Pedaling in to work recently, possibly even today, I happily reflected that having biked most days since early July (and having spent unholy sums getting my bike more ride-able), I have been quite fortunate that I have not had a flat.
Today I thought I might bike the several blocks (or maybe a Biblical few) from work to my class at the Sacramento City College Downtown Center and perhaps gain a couple of minutes study time. Hmmm, I wondered - are the minutes taken locking and unlocking worth the minutes saved biking rather than walking. Yes, I'll bike! Unlocked the bike, made my usual 'graceful' mount, and started pedaling. Something didn't feel right. A glance down revealed the answer, which you already know. My tire was flat. Which meant that I spent the time unlocking and locking and STILL had to walk to class. I was not late, but I didn't study either.

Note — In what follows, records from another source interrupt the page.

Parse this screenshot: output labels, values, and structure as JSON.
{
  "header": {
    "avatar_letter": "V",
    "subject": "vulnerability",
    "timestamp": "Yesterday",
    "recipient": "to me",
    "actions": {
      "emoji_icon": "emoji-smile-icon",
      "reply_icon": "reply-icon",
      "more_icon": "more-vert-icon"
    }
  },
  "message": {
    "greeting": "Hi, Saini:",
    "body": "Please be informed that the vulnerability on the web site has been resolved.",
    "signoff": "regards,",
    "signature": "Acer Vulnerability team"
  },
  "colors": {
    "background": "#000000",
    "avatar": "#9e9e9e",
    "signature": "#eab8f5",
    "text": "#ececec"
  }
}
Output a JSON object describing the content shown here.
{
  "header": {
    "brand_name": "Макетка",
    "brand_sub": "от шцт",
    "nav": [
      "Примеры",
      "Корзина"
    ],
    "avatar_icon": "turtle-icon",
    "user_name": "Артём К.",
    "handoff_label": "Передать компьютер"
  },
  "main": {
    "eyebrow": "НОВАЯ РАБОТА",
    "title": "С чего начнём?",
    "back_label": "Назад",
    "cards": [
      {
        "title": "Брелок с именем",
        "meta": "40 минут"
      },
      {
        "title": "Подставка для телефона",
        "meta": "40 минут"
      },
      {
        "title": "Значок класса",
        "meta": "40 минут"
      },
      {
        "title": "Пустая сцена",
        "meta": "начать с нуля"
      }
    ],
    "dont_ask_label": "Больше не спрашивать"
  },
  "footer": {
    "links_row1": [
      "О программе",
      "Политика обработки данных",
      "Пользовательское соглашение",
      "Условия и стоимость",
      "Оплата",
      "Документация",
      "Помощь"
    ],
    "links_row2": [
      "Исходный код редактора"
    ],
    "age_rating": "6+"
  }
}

Which also meant that after work (after working a half hour later than usual because the deal with the State and the class is half my time and half the State's time) I got to change my tire. (Front tire, fortunately.) For the very first time! Despite having had a bike shop guy "teach" me how to change a tire and having watched Joseph change my tire (with amazing speed and strength) explaining to me as he did so, and having the requisite items in my bike bag, I approached this task with images of me sitting in the gathering gloom of downtown dusk weeping amidst scattered bike parts. Nothing like positive imaging, eh?
Actually, it went quite well. I had found "How to change a bicycle tire" on-line and printed it up (10 pages with pictures) to help guide me. And I did it. The whole thing. ok, at the very last, some guy biking in to work as I finished pumping up the tire hung around to make sure I got the wheel back on ok and reminded me about the easy brake release so I didn't let the air back out of my tire to get it past the brakes.
But I did it. And it got me home. Rode pretty well (i.e. soothly) - better than the ride in, come to think of it.
Once home, I got out our pump with a gauge on it and was pleasantly surprised to find that I had gotten it to over 75 lbs. Not bad! My tires take 75 or 80 - to 100 lbs. I am afraid to go all the way to 100 lest when I heave my bulk upon the saddle the back tire will burst, but I like to get it up well past 90. Faster, smoother ride. And I find that deuced difficult, I tell you. Did you know that bike tires need to be pumped up at least once a week because rubber is not actually air tight? More exercise than the biking itself and less fun.
Despite my amazing pumping job and Benjamin's still more amazing topping it off all the way to 100 - maybe a little more - when we told him my range, he let some air out. Then he discovered the joys of cool compressed air and let a lot of air out. Which was ok, because despite my amazing pumping accomplishment, Joseph and I decided it would be a good idea to take the whole thing apart again, because I had not been able to determine the cause of the flat. Benjamin found the leak in the tube. On the wheel side. A spoke poke? Joseph thinks not , as it is smaller than a spoke and round. (Spoke ends are not round?) Also, I had and he did again check the rim tape which appeared to be fine. Still not knowing why the flat, we put the wheel back together and back on my bike. (Good luck tomorrow)
Then we put my recently purchased lights on, because it is getting to be that time of year and I was not sure I would make it home before darkishness set in. Images of a flat Mama whose affairs are not in order ( a rather large non-flat if you know what I mean flat Mama) - not pretty! Or being pulled over and ticketed for riding without lights and being told I had to walk my bike home. Unpleasant thoughts, which fortunately also did not materialize.
Dinner was late. (But it was good!) Now I am late to bed. Wishing you all peaceful rest after happy and productive days.